The cross-linked copolymers prepared in accordance with Examples I, III, V, VII, IX, and XI are insoluble in water and the aforementioned solvents, and in view thereof are advantageously employed either alone or with the usual plasticizers and styrene-type polyester as thermosetting resins, yielding excellent adherence to glass and glass yarn.
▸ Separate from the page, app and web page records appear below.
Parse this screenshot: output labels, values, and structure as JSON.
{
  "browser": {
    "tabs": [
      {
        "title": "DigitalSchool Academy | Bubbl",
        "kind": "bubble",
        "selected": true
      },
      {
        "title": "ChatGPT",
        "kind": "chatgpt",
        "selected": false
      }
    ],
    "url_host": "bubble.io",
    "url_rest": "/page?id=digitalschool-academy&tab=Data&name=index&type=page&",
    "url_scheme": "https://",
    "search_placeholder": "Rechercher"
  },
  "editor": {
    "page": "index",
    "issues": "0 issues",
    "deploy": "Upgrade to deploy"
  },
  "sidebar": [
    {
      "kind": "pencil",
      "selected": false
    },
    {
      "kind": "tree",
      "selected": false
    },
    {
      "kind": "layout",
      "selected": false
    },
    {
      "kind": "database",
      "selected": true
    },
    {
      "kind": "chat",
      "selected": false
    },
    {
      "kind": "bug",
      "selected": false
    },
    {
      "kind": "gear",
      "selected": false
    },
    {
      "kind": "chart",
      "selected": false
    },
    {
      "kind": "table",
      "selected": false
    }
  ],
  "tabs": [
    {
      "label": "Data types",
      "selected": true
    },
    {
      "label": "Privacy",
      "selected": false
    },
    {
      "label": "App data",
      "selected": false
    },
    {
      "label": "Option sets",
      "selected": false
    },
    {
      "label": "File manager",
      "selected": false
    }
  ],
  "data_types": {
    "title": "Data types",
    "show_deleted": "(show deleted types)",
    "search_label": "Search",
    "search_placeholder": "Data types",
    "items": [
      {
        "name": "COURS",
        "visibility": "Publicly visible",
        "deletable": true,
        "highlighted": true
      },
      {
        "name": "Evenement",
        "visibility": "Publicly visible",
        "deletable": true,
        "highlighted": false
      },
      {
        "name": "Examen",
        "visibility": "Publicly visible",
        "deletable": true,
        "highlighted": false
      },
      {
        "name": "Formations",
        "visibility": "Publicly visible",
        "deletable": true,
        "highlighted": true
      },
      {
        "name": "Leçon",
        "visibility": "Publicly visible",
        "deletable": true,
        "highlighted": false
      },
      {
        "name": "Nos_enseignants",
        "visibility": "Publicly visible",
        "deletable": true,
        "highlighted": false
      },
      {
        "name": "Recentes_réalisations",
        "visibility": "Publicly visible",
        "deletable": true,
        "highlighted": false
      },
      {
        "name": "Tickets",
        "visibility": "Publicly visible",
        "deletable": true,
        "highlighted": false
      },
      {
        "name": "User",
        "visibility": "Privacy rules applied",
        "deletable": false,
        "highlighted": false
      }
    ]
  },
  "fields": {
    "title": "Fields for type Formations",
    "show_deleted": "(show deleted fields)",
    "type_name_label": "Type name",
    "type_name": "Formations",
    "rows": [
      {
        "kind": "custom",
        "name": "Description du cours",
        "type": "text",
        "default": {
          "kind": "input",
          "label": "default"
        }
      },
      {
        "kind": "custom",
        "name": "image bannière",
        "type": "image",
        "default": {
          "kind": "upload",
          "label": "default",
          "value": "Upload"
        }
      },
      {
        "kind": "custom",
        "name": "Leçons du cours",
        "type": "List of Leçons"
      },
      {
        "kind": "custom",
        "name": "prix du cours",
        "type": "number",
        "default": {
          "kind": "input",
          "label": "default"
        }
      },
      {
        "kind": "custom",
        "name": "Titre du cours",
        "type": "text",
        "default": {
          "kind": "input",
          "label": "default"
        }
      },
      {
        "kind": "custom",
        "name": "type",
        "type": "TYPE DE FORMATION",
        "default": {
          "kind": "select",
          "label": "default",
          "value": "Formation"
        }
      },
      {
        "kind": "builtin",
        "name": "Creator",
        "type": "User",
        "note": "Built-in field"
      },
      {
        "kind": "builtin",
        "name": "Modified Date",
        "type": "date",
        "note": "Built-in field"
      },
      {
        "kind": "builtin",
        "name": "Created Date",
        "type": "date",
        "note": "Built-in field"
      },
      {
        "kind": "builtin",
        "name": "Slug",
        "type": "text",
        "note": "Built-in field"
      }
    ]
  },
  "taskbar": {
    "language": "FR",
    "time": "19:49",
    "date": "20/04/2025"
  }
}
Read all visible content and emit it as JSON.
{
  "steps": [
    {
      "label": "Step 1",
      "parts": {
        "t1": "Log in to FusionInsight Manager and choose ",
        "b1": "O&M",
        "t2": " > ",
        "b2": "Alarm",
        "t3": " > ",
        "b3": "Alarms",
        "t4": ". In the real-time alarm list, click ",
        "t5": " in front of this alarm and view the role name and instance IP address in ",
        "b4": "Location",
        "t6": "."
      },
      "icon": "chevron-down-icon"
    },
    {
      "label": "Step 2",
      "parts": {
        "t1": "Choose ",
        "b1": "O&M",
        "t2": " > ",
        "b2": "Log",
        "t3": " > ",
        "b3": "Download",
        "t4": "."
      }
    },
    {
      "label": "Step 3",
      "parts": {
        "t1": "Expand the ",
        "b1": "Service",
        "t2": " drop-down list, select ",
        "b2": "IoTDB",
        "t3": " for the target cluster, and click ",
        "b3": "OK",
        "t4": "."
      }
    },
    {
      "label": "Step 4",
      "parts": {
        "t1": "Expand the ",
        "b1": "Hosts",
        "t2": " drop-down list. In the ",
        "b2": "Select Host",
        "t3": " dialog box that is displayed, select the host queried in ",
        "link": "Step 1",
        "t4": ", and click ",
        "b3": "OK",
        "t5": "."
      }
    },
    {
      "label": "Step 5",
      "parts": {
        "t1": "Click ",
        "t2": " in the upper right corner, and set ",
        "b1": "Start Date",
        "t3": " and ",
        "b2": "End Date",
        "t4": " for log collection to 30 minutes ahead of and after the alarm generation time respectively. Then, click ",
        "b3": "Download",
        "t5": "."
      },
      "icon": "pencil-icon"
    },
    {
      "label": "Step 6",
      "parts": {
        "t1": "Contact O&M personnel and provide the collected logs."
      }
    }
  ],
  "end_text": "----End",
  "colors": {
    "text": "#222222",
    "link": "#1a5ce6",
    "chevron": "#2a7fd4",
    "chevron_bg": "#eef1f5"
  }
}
Such resin sized glass or glass yarn is susceptible to dyeing.
The waterand alcohol-soluble copolymers, i. e. not cross-linked, prepared in accordance with Examples II, IV, VIII, and X, have found useful application as textile sizes, and as components in pressure sensitive adhesives.
1. A composition of matter comprising a copolymer of 5 to 95% of a diallyl ester-of a dicarboxylic acid and 95 to 5% of an N-vinylpyrrolidone having the following general formula:
/B RiHC-G\ R1HC O=0 i oH=oH, wherein R and R represent a member selected from the group consisting of hydrogen, methyl and ethyl groups.
2. A composition of matter according to claim 1 wherein the N-vinylpyrrolidone is N-vinyl-2-pyrrolidone.
3. A composition of matter according to claim 1 wherein the N-vinylpyrrolidone is 3-methyl-N-vinyl-2-pyrrolidone.
4. A composition of matter according to claim 1 wherein the N-vinylpyrrolidone is 3,3-dimethyl-N-vinyl-2- pyrrolidone.
5. A composition of matter according to claim 1 where- 6 in the N-vinylpyrrolidone is 4-methyl-N-vinyl-2-pyrrolidone.
6. A composition of matter according to claim 1 wherein the N-vinylpyrrolidone is 5-methyl-N-vinyl-2- pyrrolidone.
7. A composition of matter 5 to 10% of a diallyl ester of a dicarboxylic acid and 95 to of an N-vinylpyrrolidone having the following general formula:
R R1HC C Rr-HO C=0 (JH=GH:
wherein R and R represent a member selected from the group consisting of hydrogen, methyl and ethyl groups, said copolymers being characterized by the property of solubility in water and lower aliphatic alcohols.
8. A composition of matter comprising a copolymer of 11 to of a diallyl ester of a dicarboxylic acid and 5 to 89% of an N-vinylpyrrolidone having the following general formula:
R Rr-HC C Rr- C=0 N JH=C H:
wherein R and R represent a member selected from the group consisting of hydrogen, methyl and ethyl groups, said copolymers being characterized by the property of insolubility in water and lower aliphatic alcohols and other organic solvents, said property indicating crosslinkage in saidcopolymer.
References Cited in the file of this patent UNITED STATES PATENTS 2,471,959 Hunt May 31, 1949 2,665,271 Beller Ian. 5, 1954 2,667,473 Morner Jan. 26, 1954 2,676,949 Morner Apr. 27, 1954 comprising a copolymer of v